TVXQ marks 10th anniversary with ‘Tense’
K-pop legend TVXQ has returned to the music scene, celebrating the 10th anniversary of its debut with its new album, “Tense.” Although the duo has managed to produce an album that explores a wide range of musical genres, it has yet to overcome the void left behind by the three original members who left and formed a separate group, JYJ, in 2010.
The album begins with “10 Years,” which notably fuses lyrics from former hits by TVXQ including “Hug,” “I Believe,” “My Little Princess” and “Rising Sun.” The lyrics ring a bell for anyone who experienced TVXQ’s popularity in the 2000s, but the melody itself is neither particularly original nor colorful in its vocal range.
Other tracks do showcase different musical genres and styles. The background brass sounds of title track, “Something,” is reminiscent of a modern and jazzy swing-dance production. In stark contrast, “Rise…” is a mellow and lyrical ballad that gives a message of encouragement to listeners.
Dal Shabet’s ‘B.B.B.’ catchy, but mediocre
Dal Shabet has released a new mini album, “B.B.B.,” which stands for “Big Baby Baby.” Although Dal Shabet somewhat successfully shed its typical girly and cutesy image through “Big Bad Boy,” the disco-like song is neither original nor exceptional in its sound.
Similar songs using disco and retro melodies that were popular in the ’80s and ’90s have been featured by other K-pop artists in recent years.

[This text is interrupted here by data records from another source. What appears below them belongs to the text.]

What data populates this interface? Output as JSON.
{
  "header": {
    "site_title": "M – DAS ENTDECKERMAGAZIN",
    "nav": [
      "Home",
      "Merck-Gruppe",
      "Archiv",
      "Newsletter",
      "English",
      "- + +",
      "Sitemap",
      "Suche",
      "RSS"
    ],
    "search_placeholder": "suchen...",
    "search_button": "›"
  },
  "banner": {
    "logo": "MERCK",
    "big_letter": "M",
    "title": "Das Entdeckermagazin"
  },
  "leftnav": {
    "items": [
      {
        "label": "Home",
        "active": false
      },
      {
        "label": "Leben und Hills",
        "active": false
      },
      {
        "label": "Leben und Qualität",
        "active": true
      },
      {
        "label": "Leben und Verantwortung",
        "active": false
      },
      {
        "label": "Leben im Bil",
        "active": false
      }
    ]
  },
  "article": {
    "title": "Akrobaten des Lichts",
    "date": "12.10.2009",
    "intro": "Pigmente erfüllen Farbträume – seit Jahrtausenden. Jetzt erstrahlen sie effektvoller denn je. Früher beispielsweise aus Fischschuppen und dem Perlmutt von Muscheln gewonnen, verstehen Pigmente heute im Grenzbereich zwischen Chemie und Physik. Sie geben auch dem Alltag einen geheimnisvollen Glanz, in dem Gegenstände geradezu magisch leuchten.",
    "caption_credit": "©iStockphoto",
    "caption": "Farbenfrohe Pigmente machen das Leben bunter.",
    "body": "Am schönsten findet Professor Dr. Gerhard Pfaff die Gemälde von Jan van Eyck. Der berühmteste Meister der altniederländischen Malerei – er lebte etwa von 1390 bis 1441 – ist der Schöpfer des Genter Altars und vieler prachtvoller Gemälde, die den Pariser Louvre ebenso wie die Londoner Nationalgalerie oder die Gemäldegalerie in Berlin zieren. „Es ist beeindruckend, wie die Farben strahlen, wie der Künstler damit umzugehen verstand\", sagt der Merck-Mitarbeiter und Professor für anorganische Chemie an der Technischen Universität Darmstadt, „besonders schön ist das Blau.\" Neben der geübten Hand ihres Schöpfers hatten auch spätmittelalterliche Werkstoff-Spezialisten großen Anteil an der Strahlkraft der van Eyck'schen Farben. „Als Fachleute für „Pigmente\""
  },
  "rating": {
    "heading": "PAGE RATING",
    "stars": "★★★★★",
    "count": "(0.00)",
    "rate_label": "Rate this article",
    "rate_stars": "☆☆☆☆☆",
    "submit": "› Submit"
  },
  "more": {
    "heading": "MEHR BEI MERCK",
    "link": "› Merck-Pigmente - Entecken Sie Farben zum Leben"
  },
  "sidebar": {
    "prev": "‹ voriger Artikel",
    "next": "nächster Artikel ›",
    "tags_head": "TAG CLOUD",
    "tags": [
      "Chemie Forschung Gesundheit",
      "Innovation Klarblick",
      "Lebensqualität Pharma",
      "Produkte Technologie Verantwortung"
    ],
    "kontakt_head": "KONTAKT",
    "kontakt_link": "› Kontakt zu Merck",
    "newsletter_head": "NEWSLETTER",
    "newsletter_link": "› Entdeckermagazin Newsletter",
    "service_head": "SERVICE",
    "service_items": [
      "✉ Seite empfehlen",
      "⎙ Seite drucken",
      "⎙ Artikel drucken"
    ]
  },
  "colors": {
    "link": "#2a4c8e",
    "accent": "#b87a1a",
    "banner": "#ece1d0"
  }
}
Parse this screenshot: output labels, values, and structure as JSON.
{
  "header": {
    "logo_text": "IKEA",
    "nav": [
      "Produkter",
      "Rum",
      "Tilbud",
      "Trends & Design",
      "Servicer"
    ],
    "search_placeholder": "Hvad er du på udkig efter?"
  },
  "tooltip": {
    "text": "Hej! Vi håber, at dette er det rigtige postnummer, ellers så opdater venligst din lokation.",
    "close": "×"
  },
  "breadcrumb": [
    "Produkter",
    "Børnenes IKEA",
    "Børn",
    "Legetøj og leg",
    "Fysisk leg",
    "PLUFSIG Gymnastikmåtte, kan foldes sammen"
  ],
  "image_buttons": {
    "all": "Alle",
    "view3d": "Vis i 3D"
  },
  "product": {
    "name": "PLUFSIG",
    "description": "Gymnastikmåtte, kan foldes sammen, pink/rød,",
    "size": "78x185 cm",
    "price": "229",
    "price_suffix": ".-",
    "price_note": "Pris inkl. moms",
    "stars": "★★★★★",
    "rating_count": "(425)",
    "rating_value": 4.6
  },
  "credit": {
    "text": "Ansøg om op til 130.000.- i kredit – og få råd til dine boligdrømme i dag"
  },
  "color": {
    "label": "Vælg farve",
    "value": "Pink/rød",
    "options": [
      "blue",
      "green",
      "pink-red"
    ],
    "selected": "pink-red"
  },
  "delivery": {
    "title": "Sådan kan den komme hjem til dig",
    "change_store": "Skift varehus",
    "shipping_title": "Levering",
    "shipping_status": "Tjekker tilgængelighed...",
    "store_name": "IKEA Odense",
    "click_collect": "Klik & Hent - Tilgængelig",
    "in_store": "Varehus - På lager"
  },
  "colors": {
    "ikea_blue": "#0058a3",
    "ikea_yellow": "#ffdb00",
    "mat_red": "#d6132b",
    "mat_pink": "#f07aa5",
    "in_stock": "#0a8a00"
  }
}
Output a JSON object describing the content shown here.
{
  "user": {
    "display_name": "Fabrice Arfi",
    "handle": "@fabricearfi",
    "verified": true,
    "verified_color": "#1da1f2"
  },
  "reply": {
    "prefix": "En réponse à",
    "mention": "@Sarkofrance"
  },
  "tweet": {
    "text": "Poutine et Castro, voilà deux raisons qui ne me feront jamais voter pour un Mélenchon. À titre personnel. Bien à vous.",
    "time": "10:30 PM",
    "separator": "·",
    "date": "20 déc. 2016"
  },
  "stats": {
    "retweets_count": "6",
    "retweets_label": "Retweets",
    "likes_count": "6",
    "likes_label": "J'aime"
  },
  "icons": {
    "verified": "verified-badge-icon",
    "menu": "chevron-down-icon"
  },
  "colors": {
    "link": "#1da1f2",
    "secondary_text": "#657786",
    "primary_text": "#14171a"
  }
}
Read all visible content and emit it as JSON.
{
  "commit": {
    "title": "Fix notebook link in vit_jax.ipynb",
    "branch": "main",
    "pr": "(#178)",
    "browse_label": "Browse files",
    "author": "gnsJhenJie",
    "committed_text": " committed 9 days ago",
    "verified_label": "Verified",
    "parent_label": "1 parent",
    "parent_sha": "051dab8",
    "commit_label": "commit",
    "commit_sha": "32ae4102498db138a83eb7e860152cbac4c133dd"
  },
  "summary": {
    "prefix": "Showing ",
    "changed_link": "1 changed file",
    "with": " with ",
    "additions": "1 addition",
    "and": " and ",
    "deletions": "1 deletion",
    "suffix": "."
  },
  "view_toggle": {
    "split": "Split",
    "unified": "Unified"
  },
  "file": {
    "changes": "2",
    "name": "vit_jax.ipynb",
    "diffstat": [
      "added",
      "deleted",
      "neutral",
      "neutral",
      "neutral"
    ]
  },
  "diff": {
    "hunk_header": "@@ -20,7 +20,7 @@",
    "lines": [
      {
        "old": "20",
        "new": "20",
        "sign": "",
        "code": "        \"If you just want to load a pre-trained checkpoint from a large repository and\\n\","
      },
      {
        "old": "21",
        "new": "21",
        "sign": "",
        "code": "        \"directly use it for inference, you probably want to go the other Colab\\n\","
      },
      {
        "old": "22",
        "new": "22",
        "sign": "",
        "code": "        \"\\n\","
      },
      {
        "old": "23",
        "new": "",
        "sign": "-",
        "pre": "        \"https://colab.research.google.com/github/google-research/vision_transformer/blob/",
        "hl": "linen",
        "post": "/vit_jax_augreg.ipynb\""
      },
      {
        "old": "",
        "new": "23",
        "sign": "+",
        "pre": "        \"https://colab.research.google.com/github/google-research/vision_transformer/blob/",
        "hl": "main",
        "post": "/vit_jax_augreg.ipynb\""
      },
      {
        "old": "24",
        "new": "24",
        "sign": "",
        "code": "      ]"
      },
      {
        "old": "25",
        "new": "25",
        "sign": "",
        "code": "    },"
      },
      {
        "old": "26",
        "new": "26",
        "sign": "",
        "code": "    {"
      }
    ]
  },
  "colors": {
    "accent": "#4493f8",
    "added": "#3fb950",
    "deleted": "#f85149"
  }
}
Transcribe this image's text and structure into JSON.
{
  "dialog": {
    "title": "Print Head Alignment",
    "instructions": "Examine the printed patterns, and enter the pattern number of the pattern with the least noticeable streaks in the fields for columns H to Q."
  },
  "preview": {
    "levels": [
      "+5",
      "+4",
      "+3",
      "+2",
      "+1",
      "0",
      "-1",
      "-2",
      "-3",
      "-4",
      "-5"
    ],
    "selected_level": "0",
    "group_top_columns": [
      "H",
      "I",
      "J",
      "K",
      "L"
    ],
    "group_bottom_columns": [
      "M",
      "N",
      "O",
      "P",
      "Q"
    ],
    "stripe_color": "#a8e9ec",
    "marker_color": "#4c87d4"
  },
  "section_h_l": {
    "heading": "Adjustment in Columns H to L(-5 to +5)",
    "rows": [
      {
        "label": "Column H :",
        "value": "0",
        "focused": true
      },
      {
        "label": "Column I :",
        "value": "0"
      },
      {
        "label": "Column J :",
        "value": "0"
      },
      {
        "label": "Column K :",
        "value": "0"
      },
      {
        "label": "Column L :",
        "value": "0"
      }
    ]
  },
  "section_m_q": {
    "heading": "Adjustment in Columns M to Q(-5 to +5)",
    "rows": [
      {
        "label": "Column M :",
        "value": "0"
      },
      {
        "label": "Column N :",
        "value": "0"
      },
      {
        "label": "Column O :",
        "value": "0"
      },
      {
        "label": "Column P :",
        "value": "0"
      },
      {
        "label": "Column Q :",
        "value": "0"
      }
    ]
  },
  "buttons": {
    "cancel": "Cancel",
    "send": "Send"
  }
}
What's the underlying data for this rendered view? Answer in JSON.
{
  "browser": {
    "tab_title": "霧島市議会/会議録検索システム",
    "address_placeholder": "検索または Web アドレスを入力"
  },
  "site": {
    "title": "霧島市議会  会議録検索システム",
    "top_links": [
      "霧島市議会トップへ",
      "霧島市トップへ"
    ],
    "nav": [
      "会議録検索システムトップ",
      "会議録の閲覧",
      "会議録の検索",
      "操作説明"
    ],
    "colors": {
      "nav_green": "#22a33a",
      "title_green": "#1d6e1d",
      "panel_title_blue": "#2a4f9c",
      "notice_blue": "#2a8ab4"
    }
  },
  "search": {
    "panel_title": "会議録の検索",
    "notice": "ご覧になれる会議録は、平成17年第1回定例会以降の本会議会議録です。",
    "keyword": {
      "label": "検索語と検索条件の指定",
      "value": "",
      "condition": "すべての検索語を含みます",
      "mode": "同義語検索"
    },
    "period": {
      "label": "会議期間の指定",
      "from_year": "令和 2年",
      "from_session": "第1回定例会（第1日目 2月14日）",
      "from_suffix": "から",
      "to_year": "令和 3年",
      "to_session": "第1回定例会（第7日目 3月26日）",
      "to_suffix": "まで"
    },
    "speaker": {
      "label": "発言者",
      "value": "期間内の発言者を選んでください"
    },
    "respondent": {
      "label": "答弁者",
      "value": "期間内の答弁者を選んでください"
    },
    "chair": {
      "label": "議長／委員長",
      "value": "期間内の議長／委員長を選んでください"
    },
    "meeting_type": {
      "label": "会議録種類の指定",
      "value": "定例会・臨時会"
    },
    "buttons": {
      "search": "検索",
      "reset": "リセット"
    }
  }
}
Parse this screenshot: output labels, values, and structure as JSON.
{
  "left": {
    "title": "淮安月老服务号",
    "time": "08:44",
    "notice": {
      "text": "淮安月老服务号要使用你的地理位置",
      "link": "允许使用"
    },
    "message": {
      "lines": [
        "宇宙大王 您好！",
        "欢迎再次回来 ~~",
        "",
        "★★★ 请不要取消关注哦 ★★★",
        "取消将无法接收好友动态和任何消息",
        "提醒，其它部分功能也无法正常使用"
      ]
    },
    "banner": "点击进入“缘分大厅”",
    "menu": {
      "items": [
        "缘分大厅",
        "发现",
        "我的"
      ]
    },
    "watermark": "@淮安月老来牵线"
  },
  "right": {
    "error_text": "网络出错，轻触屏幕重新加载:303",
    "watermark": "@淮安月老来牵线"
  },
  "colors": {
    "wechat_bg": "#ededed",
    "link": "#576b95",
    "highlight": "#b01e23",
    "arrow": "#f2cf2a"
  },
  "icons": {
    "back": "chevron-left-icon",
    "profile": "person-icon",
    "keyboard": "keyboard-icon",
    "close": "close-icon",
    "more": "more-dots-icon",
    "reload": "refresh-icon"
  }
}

Nonetheless, “Big Bad Boy” is catchy, with a repetitive and addictive chorus: “Nuh nuh nuh nuh nuh nuh.” Some other notable parts of the song include the members’ fast rap-like singing that builds up to the chorus.
Dal Shabet’s youngest member Subin’s solo “Just Leave,” is a melodic rock ballad that exposes her vocal range and tones. Unfortunately, however, Subin’s voice sounds weak and incomplete in the lower registers and very muffled and nasally in the higher ones. As a result, “Just Leave” does not seem musically promising
Stryper’s ‘No More Hell to Pay’
“No More Hell to Pay”
For 30 years now, Stryper has been mixing solos and scripture, volume and veneration, headbanging and hallelujahs, and the Christian rockers are at it again on an album that preserves their classic ’80s-metal sound. You don’t have to be a Christian to love the wall-smashing power chords, rapid-fire guitar solos and ground-pounding drums on “No More Hell to Pay.”
Most of this album is pure, distilled Stryper, circa 1986, as a number of tracks would have been as at home on “To Hell With the Devil” as they are here. “Sympathy” is more complex than anything the band has attempted in a while. But Stryper remains true to a sound and substance that made it the darling of MTV during the hair-metal days.
Michael Sweet and lead guitarist Oz Fox play dueling, harmonic riffs to create an instantly recognizable sound that has become their trademark. “Saved by Love” is a full-speed-ahead rocker fueled by tasty solos from Fox, truly one of the most underrated metal guitarists of all time. (AP)